Lord Kingsland

My Lords, as I said earlier, the Government got their Act. The regulations are entirely consistent with its terms. The Government claim that the Act will give better access to justice to the citizens of this country than its predecessor. I for one am prepared to give them a good year to see whether they are right.

Lord Bach

My Lords, I am grateful to those noble Lords who have taken part in the discussion on the regulations. In an attempt to answer the noble Lord, Lord Goodhart, about the query of the Law Society concerning contracts for immigration work, we believe that there is substantial evidence that the current volume of cases does not truly reflect the need. Everyone has recognised that the system has been abused by a few unscrupulous providers. Obviously the true level of genuine need cannot be known, but we estimate that it falls somewhere between 85,000 and 100,000 cases.

Lord Goodhart

My Lords, I am most grateful to the noble Lord for giving way. The problem that has arisen here is not an overestimate of the amount of work that might be generated as a result of some firms being squeezed out for doing bad work, but what will arise from the firms which will themselves be on the panel and which will be offered contracts for less work than they were doing last year. By definition, those are the competent firms.

Lord Bach

My Lords, no one is disputing that those are competent firms. They would not otherwise be on the panel. However, perhaps the reason that they are to be given less work than they might otherwise have expected is that our estimate of the total amount of work may be rather less than is sometimes thought. That is because the current volume and that generated over the past year has been artificially raised by those who have used unscrupulous methods to run effectively hopeless cases. The true level is between 85,000 and 100,000, taking account of the recent influx of asylum seekers. The pattern of demand is also uncertain because of the exclusion of unscrupulous and incompetent suppliers and the changes arising from dispersal. To retain flexibility, the board has initially allocated 85,000 new matter starts, and has kept in reserve a further 15,000 to be allocated as required. The number of new matter starts required to meet priority need in this area will be kept under review.

Furthermore, of the 85,000 new matter starts, 80,000 are allocated to solicitors and 5,000 to the not-for-profit sector. That sector is growing and is being encouraged because all would agree that there are certain fields—immigration matters may certainly be one of them—in which properly franchised not-for-profit sector practitioners may be able to offer a real improvement in service.

I am delighted to hear that the noble Lord, Lord Phillips of Sudbury, is keen on quality—I never for a moment doubted that—but the Government would say that if you wish the end, you have to wish the means as well. We would argue—we are sure that we are right on this point—that those means must include much more quality testing of lawyers and the not-for-profit sector before allowing members of the general public to seek advice, assistance and perhaps representation from those who have not always been able to deliver those services in the best way.

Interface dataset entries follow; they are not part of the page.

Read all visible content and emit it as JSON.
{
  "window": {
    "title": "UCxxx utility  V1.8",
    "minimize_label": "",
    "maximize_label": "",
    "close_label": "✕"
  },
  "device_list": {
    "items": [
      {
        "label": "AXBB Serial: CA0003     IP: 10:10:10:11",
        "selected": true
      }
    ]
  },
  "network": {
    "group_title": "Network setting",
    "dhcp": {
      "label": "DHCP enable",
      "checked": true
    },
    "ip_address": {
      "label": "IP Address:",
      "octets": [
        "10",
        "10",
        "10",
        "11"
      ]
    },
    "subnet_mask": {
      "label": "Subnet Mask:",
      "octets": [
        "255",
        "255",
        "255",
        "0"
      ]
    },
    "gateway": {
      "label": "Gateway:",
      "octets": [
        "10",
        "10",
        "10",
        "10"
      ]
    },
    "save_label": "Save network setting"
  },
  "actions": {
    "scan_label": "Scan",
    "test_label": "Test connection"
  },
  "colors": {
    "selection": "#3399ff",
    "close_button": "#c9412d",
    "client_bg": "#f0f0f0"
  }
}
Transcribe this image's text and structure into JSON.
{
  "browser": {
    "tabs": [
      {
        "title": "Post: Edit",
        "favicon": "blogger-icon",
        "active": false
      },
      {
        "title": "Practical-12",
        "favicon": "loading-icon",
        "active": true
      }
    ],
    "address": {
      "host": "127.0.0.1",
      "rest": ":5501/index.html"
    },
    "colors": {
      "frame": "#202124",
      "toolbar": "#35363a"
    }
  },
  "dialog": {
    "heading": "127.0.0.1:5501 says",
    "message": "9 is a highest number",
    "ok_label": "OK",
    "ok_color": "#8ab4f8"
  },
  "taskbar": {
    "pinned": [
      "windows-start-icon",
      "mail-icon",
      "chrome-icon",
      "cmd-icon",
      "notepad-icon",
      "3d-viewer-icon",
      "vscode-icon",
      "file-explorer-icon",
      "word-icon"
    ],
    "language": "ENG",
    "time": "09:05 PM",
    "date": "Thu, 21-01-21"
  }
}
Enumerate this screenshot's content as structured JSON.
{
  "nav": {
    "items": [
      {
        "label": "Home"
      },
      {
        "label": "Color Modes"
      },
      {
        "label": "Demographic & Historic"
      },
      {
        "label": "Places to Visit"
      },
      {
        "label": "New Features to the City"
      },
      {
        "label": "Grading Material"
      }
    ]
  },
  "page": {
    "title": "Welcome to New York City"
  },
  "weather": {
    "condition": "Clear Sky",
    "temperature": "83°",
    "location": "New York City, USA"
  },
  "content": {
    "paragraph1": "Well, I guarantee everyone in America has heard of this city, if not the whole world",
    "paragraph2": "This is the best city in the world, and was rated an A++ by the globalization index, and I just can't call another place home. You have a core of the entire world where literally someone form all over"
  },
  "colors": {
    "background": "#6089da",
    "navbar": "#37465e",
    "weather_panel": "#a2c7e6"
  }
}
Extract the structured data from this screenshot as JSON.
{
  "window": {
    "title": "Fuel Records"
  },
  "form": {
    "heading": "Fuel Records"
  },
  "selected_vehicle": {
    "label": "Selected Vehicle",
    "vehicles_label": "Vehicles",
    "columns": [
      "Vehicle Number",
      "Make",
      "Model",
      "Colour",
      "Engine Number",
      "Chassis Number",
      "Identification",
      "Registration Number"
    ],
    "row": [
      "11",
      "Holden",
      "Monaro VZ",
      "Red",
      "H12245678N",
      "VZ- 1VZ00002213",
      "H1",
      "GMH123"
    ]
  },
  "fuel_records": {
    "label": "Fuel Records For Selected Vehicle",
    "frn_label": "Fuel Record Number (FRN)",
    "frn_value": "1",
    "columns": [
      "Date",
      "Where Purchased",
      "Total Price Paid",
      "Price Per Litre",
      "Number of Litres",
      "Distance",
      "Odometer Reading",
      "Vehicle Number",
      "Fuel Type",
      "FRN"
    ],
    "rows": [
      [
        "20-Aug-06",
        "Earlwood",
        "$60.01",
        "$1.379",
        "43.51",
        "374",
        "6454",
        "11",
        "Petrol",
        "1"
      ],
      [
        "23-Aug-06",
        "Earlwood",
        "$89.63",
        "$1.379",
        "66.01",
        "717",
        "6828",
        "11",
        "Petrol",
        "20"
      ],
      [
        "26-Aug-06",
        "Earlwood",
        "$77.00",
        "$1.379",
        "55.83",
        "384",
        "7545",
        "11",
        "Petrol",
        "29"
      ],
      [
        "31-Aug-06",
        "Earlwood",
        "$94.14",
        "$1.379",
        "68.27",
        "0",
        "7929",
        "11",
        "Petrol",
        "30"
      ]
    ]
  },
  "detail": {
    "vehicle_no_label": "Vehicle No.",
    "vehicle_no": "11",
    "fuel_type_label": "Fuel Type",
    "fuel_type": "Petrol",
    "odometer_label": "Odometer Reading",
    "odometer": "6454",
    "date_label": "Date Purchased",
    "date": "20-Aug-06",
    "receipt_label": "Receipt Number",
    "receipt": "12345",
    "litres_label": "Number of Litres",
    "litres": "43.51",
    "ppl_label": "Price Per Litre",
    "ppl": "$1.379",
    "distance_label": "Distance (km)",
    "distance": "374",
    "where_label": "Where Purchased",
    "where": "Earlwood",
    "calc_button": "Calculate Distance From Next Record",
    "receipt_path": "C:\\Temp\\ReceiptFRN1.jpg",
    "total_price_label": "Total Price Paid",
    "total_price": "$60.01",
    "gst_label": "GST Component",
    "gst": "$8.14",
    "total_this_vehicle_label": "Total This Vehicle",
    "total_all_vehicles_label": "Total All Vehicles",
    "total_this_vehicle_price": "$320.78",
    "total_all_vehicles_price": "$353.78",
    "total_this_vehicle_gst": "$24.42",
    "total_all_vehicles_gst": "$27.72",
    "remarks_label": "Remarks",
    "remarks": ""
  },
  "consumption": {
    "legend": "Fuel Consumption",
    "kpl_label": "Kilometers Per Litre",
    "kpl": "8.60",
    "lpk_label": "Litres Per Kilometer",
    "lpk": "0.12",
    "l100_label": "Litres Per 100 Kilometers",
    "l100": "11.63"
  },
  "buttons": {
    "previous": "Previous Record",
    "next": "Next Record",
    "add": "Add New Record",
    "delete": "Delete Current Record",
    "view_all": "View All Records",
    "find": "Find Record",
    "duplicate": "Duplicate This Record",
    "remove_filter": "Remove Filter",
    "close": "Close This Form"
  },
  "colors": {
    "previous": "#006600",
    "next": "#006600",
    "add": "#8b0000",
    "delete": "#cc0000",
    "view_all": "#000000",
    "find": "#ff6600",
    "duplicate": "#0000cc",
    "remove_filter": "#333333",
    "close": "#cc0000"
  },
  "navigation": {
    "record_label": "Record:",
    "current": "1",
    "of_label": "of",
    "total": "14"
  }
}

Lord Phillips of Sudbury

My Lords, I am most grateful to the noble Lord for giving way. Can he confirm that the quality standards that the Legal Aid Board is looking for from voluntary sector providers will be the same as those offered by private sector providers?

Lord Bach

My Lords, in all important respects those standards are bound to be the same. There will not be two separate levels that allow voluntary practitioners not to need to pass as high a test of quality as that of solicitors. I dare say the tests may not be precisely the same because they will be dependent upon the kind of work that is being done. However, voluntary providers will not, as it were, get through merely because they are voluntary providers rather than solicitors.

I believe that I have covered all the points that have been raised, and on this occasion I do not need to reply to the noble Lord, Lord Kingsland. I commend the regulations to the House.

On Question, Motion agreed to.